Although Connor was a conservative in his political and economic views, opposed to sudden or drastic change, he was also open-minded and impersonal in considering new ideas and opposing viewpoints. He deplored intolerance in others and in 1923 devoted an entire grand jury charge to a discussion of the dangers inherent in such organizations as the Ku Klux Klan. He was so devoted to individual rights that he was far in advance of most of his contemporaries in his opposition to all corporal and capital punishment. He was known as a kindly and merciful judge but did not permit his sympathies to interfere with his judgment on the merits of a case. His personal dignity and calm were great assets in his profession.
Connor was a fine conversationalist with a great deal of humor, and his wide correspondence was marked by thoughtful consideration of many aspects of public affairs.
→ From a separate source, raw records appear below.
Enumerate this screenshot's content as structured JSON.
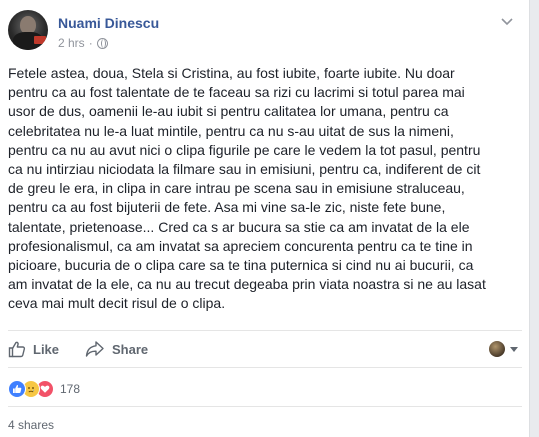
{
  "post": {
    "author": "Nuami Dinescu",
    "time": "2 hrs",
    "separator": "·",
    "privacy_icon": "globe-icon",
    "options_icon": "chevron-down-icon",
    "text": "Fetele astea, doua, Stela si Cristina, au fost iubite, foarte iubite. Nu doar\npentru ca au fost talentate de te faceau sa rizi cu lacrimi si totul parea mai\nusor de dus, oamenii le-au iubit si pentru calitatea lor umana, pentru ca\ncelebritatea nu le-a luat mintile, pentru ca nu s-au uitat de sus la nimeni,\npentru ca nu au avut nici o clipa figurile pe care le vedem la tot pasul, pentru\nca nu intirziau niciodata la filmare sau in emisiuni, pentru ca, indiferent de cit\nde greu le era, in clipa in care intrau pe scena sau in emisiune straluceau,\npentru ca au fost bijuterii de fete. Asa mi vine sa-le zic, niste fete bune,\ntalentate, prietenoase... Cred ca s ar bucura sa stie ca am invatat de la ele\nprofesionalismul, ca am invatat sa apreciem concurenta pentru ca te tine in\npicioare, bucuria de o clipa care sa te tina puternica si cind nu ai bucurii, ca\nam invatat de la ele, ca nu au trecut degeaba prin viata noastra si ne au lasat\nceva mai mult decit risul de o clipa."
  },
  "actions": {
    "like_label": "Like",
    "share_label": "Share"
  },
  "reactions": {
    "types": [
      "like",
      "sad",
      "love"
    ],
    "count": "178"
  },
  "shares": {
    "label": "4 shares"
  },
  "colors": {
    "author_link": "#385898",
    "meta_gray": "#90949c",
    "body_text": "#1d2129",
    "like_blue": "#4080ff",
    "love_red": "#f25268",
    "sad_yellow": "#f7c744"
  }
}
His personal sweetness of disposition and his integrity of character made him one of the most loved and respected North Carolinians of his generation.
Portraits of Connor were presented to the three courts with which he was most closely associated: to the superior court of Wilson County went one painted by Irene Price; to the Supreme Court of North Carolina one by Mary Arnold Nash; and to the U.S. Court for the Eastern District of North Carolina, Raleigh, one by Math Van Salk.
Josiah William Baily, Henry Groves Connor Address (1929).
Vidette Bass, Branch: A Tradition with a Future (1962).
Henry Groves Connor, "The Convention of 1835," North Carolina Booklet, vol. 8 (1908), "The Granville Estate of North Carolina," University of Pennsylvania Law Review 62 (1913), John A. Campbell (1920), "William Gaston," in William Draper Lewis, Great American Lawyers, vol. 3 (1908).
Henry Groves Connor and Joseph B. Cheshire, Jr., Constitution of the State of North Carolina, Annotated (1911).
Frank A. Daniels, Henry Groves Connor, An Address (1926).
Josephus Daniels, Henry Groves Connor, Address (1929).
North Carolina General Assembly Journals .
N.C. Reports .
R. H. Wettach, "Henry Groves Connor," North Carolina Law Review 2 (1923).
Robert W. Winston, Judge Henry Groves Connor, Memorial Address (1925).
"Henry G. Connor 1852-1924." N.C. Highway Historical Marker F-56, N.C. Office of Archives & History. https://www.ncdcr.gov/about/history/division-historical-resources/nc-highway-historical-marker-program/Markers.aspx?sp=Markers&k=Markers&sv=F-56 (accessed July 15, 2013).
"Henry Groves Connor, Jr. (1876-1946)." The Evolution Controversy in North Carolina in the 1920s. North Carolina Collection, University of North Carolina at Chapel Hill. http://www.lib.unc.edu/ncc/evolution/bio/connor.html
"Connor, Henry Groves." Biographical Directory of Federal Judges. Federal Judicial Center. http://www.fjc.gov/servlet/nGetInfo?jid=495&cid=999 (accessed July 15, 2013).
Bailey, Josiah William, and Jones Fuller. Henry Groves Connor; address upon presentation of his portrait by members of the district bar to the District court of the United States at Raleigh, Friday evening, September 13, 1929. [Raleigh? 1929?].
"Engraving, Accession #: H.19XX.318.129." 1880-1900. North Carolina Museum of History.
"Engraving, Accession #: H.19XX.318.151." 1870-1900. North Carolina Museum of History.
1 January 1979 | Wallace, Carolyn A.